## What the task requires
Exact repetition of every record is required.

## Provided material
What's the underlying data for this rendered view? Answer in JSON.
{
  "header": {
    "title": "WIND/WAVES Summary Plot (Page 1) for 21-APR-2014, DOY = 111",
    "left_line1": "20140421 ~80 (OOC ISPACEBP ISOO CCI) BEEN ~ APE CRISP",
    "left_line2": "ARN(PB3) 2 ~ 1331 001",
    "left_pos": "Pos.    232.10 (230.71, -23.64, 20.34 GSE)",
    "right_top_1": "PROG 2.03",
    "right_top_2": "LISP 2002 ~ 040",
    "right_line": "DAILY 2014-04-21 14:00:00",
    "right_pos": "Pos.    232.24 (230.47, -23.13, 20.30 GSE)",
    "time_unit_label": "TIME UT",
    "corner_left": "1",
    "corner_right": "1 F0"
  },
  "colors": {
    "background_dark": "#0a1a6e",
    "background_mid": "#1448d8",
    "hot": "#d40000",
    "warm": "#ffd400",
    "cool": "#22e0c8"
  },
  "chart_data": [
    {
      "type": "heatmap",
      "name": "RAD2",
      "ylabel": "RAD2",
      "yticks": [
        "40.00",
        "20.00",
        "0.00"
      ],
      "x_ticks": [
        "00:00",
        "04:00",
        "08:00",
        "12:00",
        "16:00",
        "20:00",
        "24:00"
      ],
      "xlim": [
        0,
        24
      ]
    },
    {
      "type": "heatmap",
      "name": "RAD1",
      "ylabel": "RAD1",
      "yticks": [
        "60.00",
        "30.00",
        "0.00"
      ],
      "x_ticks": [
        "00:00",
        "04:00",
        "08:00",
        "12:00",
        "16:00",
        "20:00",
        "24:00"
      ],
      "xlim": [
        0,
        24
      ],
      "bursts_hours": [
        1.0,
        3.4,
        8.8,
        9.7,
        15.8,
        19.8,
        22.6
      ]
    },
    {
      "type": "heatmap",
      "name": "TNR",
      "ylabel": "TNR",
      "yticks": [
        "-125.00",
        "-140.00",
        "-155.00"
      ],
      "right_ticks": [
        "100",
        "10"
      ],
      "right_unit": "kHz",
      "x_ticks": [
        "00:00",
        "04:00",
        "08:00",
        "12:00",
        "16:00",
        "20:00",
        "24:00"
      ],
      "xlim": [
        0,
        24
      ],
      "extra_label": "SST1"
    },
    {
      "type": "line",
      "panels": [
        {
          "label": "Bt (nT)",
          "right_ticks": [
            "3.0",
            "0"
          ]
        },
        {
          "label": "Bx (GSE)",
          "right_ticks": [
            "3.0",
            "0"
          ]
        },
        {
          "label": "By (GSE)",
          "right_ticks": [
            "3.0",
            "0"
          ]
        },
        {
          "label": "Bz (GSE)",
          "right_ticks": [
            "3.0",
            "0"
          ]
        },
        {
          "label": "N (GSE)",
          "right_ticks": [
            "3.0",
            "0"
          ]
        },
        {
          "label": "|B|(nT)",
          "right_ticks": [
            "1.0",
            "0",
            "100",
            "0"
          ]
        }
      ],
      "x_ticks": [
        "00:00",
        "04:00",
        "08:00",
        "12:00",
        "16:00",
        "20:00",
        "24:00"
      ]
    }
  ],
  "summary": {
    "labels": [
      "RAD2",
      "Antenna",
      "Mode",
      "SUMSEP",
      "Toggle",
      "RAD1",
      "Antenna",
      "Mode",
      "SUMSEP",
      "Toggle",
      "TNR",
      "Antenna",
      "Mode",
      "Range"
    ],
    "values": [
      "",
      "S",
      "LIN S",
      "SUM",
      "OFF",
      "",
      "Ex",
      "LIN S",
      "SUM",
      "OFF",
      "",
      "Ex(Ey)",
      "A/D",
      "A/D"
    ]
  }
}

## Problem solution
What's the underlying data for this rendered view? Answer in JSON.
{
  "header": {
    "title": "WIND/WAVES Summary Plot (Page 1) for 21-APR-2014, DOY = 111",
    "left_line1": "20140421 ~80 (OOC ISPACEBP ISOO CCI) BEEN ~ APE CRISP",
    "left_line2": "ARN(PB3) 2 ~ 1331 001",
    "left_pos": "Pos.    232.10 (230.71, -23.64, 20.34 GSE)",
    "right_top_1": "PROG 2.03",
    "right_top_2": "LISP 2002 ~ 040",
    "right_line": "DAILY 2014-04-21 14:00:00",
    "right_pos": "Pos.    232.24 (230.47, -23.13, 20.30 GSE)",
    "time_unit_label": "TIME UT",
    "corner_left": "1",
    "corner_right": "1 F0"
  },
  "colors": {
    "background_dark": "#0a1a6e",
    "background_mid": "#1448d8",
    "hot": "#d40000",
    "warm": "#ffd400",
    "cool": "#22e0c8"
  },
  "chart_data": [
    {
      "type": "heatmap",
      "name": "RAD2",
      "ylabel": "RAD2",
      "yticks": [
        "40.00",
        "20.00",
        "0.00"
      ],
      "x_ticks": [
        "00:00",
        "04:00",
        "08:00",
        "12:00",
        "16:00",
        "20:00",
        "24:00"
      ],
      "xlim": [
        0,
        24
      ]
    },
    {
      "type": "heatmap",
      "name": "RAD1",
      "ylabel": "RAD1",
      "yticks": [
        "60.00",
        "30.00",
        "0.00"
      ],
      "x_ticks": [
        "00:00",
        "04:00",
        "08:00",
        "12:00",
        "16:00",
        "20:00",
        "24:00"
      ],
      "xlim": [
        0,
        24
      ],
      "bursts_hours": [
        1.0,
        3.4,
        8.8,
        9.7,
        15.8,
        19.8,
        22.6
      ]
    },
    {
      "type": "heatmap",
      "name": "TNR",
      "ylabel": "TNR",
      "yticks": [
        "-125.00",
        "-140.00",
        "-155.00"
      ],
      "right_ticks": [
        "100",
        "10"
      ],
      "right_unit": "kHz",
      "x_ticks": [
        "00:00",
        "04:00",
        "08:00",
        "12:00",
        "16:00",
        "20:00",
        "24:00"
      ],
      "xlim": [
        0,
        24
      ],
      "extra_label": "SST1"
    },
    {
      "type": "line",
      "panels": [
        {
          "label": "Bt (nT)",
          "right_ticks": [
            "3.0",
            "0"
          ]
        },
        {
          "label": "Bx (GSE)",
          "right_ticks": [
            "3.0",
            "0"
          ]
        },
        {
          "label": "By (GSE)",
          "right_ticks": [
            "3.0",
            "0"
          ]
        },
        {
          "label": "Bz (GSE)",
          "right_ticks": [
            "3.0",
            "0"
          ]
        },
        {
          "label": "N (GSE)",
          "right_ticks": [
            "3.0",
            "0"
          ]
        },
        {
          "label": "|B|(nT)",
          "right_ticks": [
            "1.0",
            "0",
            "100",
            "0"
          ]
        }
      ],
      "x_ticks": [
        "00:00",
        "04:00",
        "08:00",
        "12:00",
        "16:00",
        "20:00",
        "24:00"
      ]
    }
  ],
  "summary": {
    "labels": [
      "RAD2",
      "Antenna",
      "Mode",
      "SUMSEP",
      "Toggle",
      "RAD1",
      "Antenna",
      "Mode",
      "SUMSEP",
      "Toggle",
      "TNR",
      "Antenna",
      "Mode",
      "Range"
    ],
    "values": [
      "",
      "S",
      "LIN S",
      "SUM",
      "OFF",
      "",
      "Ex",
      "LIN S",
      "SUM",
      "OFF",
      "",
      "Ex(Ey)",
      "A/D",
      "A/D"
    ]
  }
}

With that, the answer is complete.